Last month, the Oklahoma Department of Human Services alerted its employees and contractors that the agency is facing a $100 million shortfall in state funding.
“Our fiscal circumstances are so serious that we must examine the potential for reductions in every administrative, service, benefits and program area in this agency,” DHS Director Ed Lake said. “This news cannot be sugar-coated- the results will be painful, barring what would be some kind of fiscal miracle.”
Now, lawmakers at the Capitol must deliver a budget for all agencies by Friday.
In the midst of the crisis, Oklahoma voters and taxpayers have voiced their frustration after a series of ‘social issue’ bills were passed by lawmakers.
“My point [to the Legislature] is that ‘You’re wasting the people’s time.’ I sit here every session and look at hundreds of bills that do nothing to fix the problems of the state,” Chris Shoaf, an activist for the LGBT community, said.
Even lawmakers are criticizing the decisions of their colleagues.
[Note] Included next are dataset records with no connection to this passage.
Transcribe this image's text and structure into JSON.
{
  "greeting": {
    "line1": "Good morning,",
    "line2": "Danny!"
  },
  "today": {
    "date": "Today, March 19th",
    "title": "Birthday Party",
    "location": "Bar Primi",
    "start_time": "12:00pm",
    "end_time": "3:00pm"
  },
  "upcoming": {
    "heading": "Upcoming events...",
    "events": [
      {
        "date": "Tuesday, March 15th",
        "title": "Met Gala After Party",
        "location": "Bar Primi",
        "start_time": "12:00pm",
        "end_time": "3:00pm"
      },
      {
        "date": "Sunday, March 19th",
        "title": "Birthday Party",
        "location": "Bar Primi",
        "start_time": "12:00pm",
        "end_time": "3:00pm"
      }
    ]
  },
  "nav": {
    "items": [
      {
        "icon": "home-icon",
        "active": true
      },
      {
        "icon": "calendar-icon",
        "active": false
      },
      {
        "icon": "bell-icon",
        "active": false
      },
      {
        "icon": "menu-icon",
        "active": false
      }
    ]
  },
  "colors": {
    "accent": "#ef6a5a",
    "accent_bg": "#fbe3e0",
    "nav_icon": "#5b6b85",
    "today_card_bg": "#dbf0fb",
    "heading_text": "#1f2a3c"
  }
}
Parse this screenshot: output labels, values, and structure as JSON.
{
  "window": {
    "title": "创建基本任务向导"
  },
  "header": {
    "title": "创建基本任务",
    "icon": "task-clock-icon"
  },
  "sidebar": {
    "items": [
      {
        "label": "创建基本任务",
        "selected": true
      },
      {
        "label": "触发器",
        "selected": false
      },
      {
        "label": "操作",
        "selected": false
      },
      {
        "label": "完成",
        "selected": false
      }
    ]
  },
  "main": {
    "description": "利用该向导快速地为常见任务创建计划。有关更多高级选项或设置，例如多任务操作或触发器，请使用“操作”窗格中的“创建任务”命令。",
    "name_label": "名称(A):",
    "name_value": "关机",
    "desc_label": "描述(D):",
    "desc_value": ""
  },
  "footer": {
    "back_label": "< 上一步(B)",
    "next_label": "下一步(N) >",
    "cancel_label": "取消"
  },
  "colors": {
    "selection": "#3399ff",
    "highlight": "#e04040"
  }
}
“It’s a political distraction.“We still don’t have a budget, we have almost a billion and a half shortfall, and instead of working on the budget today, we worked on this issue,”John Sparks, Democratic floor leader, said regarding a resolution that calls for the impeachment of President Obama.
However, one lawmaker says the media is really to blame for bringing attention to those bills.
Senate President Pro Tem Brian Bringman told the Tulsa World that the Legislature really is focused on education and health care, not the social issues.
“That’s the media’s doing,” Bingman said. “They can pick and choose and they can elevate the issue and people call and [say[, ‘Is that really what you all are doing?’ My focus has been on the budget this year.”
Bingman is one of two authors of a bill that focused on federal guidelines that were released regarding transgender students and bathrooms.
Senate Bill 1619 would allow students to seek a special accommodation so they may use a restroom that is exclusively for males or females. It would also allow the attorney general to represent a school district in a challenge of those federal guidelines.
Despite being the author of Senate Bill 1619, which was just introduced last week, Bingman says that funding core services is his priority.
To be fair, lawmakers have approved bills that will affect the budget in the next fiscal year.
Leaders passed legislation to do away with an income tax deduction that allows Oklahoma taxpayers to deduct state income tax they claim on their federal income tax return from their state return.
Supporters say the measure will save the state an estimated $87.3 million a year for state services.
Early Friday morning, the Oklahoma House of Representatives voted to make the Earned Income Tax Credit non-refundable for the 355,000 low-income Oklahomans who receive the tax break.
The Oklahoma House of Representatives voted to cap a rebate for oil and gas companies at $12.5 million, which is expected to save the state about $120 million.
However, lawmakers couldn’t seem to agree on a proposed $1.50-per-pack cigarette tax increase.
Opponents said not only does the tax hike target the poorest Oklahomans, but the bill was voted on before other tax hikes that would make a bigger impact, like wind energy.